The new Critical Infrastructure Supply Chain Council aims to advance uniform, national polices that bolster U.S. supply chains and ensure the timely flow of critical items
The Consumer Brands Association (CBA) has launched the Critical Infrastructure Supply Chain Council (CISCC), a coordinated effort of 35-plus trade associations dedicated to tackling both long- and short-term supply chain problems and weaknesses, including those exposed by the COVID-19 pandemic.
“The coronavirus has brought our country’s supply chains to life for consumers and policymakers, demonstrating what can happen when even just a small component of these complex networks is interrupted,” said Bryan Zumwalt, EVP of public affairs at Arlington, Va.-based CBA. “The way we do business will inevitably evolve, and it’s the council’s goal to ensure these issues are on the forefront of lawmakers’ minds, instead of an afterthought.”
Building on the collective strength of the various industry groups represented, the CISCC aims to advance uniform, national polices that bolster U.S. supply chains and ensure the timely flow of critical items.

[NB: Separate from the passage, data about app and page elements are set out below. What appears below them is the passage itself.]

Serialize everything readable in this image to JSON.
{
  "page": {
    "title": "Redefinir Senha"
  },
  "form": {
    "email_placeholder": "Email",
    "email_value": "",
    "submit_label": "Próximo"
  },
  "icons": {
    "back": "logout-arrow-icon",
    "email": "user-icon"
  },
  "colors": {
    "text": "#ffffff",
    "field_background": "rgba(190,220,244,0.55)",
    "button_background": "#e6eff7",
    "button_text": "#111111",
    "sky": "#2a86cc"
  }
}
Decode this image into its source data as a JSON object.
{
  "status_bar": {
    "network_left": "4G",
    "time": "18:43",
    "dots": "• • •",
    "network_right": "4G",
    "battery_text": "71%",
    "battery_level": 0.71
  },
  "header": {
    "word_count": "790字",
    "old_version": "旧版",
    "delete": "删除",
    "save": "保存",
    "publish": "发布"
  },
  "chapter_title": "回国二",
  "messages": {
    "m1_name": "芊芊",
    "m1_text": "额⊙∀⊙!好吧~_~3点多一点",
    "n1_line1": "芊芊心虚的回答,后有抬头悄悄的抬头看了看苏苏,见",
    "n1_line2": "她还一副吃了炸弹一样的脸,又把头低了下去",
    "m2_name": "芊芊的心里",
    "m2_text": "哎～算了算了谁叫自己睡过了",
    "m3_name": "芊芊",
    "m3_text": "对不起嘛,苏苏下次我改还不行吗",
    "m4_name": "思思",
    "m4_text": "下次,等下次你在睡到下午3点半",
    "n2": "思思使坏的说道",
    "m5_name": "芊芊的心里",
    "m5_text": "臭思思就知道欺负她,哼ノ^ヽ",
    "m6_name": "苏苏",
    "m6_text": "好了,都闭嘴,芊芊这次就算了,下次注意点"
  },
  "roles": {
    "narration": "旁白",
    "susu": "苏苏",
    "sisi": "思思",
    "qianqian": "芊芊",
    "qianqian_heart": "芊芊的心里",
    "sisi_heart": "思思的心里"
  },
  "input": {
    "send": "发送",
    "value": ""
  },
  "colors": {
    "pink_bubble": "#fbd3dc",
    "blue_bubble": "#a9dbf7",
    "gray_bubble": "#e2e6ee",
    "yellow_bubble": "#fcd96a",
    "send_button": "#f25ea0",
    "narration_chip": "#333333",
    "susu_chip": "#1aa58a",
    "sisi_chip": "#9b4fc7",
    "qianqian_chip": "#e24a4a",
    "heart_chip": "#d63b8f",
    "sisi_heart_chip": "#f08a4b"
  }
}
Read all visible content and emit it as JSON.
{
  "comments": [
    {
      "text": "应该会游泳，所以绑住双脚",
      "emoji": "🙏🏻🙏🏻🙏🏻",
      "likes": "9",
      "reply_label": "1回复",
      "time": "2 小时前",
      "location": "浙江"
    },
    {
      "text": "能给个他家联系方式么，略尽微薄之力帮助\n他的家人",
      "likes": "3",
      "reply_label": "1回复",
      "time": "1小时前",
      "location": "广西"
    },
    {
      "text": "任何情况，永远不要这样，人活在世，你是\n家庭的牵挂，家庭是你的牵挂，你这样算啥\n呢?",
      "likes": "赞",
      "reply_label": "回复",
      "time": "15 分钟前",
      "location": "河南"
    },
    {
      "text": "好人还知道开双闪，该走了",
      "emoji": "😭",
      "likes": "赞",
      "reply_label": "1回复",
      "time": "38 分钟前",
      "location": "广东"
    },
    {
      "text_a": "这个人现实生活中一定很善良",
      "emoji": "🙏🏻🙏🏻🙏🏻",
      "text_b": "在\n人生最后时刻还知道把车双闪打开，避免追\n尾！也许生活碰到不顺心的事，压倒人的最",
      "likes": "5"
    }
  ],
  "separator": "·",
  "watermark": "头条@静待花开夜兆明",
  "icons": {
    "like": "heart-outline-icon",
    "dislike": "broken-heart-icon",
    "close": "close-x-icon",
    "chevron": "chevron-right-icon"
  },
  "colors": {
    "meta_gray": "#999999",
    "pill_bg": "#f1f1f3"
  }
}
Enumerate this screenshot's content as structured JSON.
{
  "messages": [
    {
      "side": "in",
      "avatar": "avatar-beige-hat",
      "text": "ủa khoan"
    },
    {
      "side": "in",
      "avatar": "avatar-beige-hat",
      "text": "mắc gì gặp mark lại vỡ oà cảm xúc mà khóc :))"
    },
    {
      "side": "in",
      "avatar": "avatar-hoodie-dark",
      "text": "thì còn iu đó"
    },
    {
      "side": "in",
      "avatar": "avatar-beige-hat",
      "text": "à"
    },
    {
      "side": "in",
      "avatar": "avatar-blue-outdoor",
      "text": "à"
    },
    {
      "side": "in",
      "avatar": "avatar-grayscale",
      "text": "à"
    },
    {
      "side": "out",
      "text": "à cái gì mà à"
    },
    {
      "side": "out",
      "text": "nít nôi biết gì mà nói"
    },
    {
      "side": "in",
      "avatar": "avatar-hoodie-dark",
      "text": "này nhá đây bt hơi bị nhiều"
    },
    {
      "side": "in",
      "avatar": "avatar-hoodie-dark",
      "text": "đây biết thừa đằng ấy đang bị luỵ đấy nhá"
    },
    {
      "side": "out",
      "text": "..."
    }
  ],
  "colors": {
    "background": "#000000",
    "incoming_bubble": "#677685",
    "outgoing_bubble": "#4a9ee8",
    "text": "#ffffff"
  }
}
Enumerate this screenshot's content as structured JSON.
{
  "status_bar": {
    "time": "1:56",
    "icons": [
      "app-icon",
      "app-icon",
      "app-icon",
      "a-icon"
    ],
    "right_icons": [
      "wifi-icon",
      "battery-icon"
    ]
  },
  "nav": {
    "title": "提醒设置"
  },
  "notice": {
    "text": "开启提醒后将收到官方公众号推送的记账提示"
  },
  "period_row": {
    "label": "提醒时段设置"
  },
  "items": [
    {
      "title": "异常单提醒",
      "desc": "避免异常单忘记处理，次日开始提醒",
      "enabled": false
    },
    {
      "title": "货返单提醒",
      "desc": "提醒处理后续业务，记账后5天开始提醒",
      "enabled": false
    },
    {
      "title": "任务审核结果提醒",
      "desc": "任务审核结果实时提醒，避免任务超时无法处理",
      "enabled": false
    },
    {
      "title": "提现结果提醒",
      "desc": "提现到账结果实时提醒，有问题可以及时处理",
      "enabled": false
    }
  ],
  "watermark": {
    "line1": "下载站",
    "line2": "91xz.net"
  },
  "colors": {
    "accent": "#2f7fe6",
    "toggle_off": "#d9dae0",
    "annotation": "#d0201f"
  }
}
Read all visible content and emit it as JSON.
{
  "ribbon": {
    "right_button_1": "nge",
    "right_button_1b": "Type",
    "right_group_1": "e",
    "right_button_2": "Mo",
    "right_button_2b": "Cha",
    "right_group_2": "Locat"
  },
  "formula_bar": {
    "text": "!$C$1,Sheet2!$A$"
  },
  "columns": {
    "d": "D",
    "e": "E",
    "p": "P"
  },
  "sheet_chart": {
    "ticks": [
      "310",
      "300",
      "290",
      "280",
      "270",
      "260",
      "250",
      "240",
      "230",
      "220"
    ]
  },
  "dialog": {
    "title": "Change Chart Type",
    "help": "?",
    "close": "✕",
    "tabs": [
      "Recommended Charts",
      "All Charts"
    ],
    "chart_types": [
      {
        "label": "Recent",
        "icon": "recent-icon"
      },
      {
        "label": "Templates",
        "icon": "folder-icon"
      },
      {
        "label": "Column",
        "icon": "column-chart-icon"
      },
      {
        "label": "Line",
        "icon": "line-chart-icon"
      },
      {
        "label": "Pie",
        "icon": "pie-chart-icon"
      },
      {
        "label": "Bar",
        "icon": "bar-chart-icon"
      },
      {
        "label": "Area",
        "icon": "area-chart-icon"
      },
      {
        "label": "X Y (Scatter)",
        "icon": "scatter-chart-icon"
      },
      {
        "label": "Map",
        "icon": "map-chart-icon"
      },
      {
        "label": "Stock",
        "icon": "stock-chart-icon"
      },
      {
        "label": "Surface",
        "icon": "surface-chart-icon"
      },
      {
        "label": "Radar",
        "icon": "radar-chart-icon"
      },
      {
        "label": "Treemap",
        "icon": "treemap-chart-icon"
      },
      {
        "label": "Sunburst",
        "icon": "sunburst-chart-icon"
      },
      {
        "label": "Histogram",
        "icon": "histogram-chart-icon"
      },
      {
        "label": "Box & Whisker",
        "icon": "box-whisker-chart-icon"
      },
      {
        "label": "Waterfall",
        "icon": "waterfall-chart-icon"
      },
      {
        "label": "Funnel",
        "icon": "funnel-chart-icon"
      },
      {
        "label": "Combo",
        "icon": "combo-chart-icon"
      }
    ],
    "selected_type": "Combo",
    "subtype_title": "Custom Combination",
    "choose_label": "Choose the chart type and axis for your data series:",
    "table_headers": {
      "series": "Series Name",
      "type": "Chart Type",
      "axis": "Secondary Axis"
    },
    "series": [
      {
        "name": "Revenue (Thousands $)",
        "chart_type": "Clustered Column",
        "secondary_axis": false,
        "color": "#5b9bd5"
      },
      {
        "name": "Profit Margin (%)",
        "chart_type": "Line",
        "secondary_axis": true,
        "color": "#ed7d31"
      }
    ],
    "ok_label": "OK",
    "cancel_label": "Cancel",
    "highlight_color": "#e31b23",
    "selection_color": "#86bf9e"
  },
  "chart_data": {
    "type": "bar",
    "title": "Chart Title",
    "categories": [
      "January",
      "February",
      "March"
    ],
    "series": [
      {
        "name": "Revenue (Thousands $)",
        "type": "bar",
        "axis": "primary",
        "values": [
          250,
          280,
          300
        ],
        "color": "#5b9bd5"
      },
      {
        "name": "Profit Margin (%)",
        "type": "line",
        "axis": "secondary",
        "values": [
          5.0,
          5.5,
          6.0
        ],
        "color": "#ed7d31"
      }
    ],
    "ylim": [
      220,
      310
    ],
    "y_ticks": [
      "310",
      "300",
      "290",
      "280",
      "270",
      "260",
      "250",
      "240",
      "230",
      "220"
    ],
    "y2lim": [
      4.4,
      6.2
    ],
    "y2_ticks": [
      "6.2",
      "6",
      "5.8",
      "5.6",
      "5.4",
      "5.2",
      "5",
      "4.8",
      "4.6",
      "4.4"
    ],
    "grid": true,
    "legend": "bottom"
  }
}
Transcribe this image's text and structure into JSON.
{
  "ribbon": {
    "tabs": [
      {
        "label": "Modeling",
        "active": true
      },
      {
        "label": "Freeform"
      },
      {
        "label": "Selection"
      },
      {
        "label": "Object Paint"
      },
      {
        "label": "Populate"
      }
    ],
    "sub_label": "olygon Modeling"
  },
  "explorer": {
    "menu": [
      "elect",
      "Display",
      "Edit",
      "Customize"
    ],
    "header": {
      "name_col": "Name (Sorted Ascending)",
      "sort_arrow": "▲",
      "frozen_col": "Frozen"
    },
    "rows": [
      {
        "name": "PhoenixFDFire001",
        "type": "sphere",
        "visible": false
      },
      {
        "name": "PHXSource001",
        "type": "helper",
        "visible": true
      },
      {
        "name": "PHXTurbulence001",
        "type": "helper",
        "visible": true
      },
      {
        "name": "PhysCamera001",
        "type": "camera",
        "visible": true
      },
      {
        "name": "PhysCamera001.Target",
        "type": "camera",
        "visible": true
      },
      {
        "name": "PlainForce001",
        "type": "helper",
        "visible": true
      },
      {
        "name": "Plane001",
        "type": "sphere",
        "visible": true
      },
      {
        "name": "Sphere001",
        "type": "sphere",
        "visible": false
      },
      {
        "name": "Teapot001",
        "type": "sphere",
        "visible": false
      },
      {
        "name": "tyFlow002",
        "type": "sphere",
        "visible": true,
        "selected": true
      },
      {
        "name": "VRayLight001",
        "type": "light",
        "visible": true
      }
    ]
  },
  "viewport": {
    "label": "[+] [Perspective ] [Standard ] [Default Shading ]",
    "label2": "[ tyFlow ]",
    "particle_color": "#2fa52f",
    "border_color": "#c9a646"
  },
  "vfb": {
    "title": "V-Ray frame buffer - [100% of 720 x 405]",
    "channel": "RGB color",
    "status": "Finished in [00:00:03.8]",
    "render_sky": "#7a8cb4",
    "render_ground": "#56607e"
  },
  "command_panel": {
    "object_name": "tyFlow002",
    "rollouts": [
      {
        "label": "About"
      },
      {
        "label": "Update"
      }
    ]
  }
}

To that end, the council will:
Share information with federal, state and local officials on the importance and operations of critical supply chains, as well as offering recommendations and suggested best practices.
Leverage the experience and resources of its members to engage federal, state and local governments to find solutions in response to potential breakdowns.
Serve as a forum across industries to anticipate, spotlight and address future supply chain challenges.
According to CBA research, the pandemic has caused production volume to rise across the consumer packaged goods (CPG) industry, but 85% of CPG companies remain concerned about their ability to meet consumer demand.
Amid the crisis, CBA has worked with federal and state agencies to implement policies as greater flexibility for truck weight limits and truck driver hours of service and, with the U.S. House of Representatives, the introduction of the bipartisan Congressional Supply Chain Caucus. The organization continues to call for a White House Office of Supply Chain to coordinate supply chain efforts across the federal government, and is collaborating with the U.S. Department of State on international supply chain and trade challenges.
The CISCC’s executive committee, which will lead its priorities and initiatives, is as follows: John Bode, Corn Refiners Association; Kim Cooper, North American Millers’ Association; Ross Eisenberg, American Chemistry Council; Jon Gold, National Retail Federation; Dawson Hobbs, Wine & Spirits Wholesalers of America; Rachel Jones, National Association of Manufacturers; Kelly Knowles, American Bakers Association; and Tom Madrecki, Consumer Brands Association
“The coronavirus crisis highlighted the importance of our supply chains in getting consumers the products they need, when and where they need them,” observed Madrecki. “The CISCC provides a real opportunity to build a strategic supply chain policy approach that accelerates industry growth and address existing friction points in supply chains.”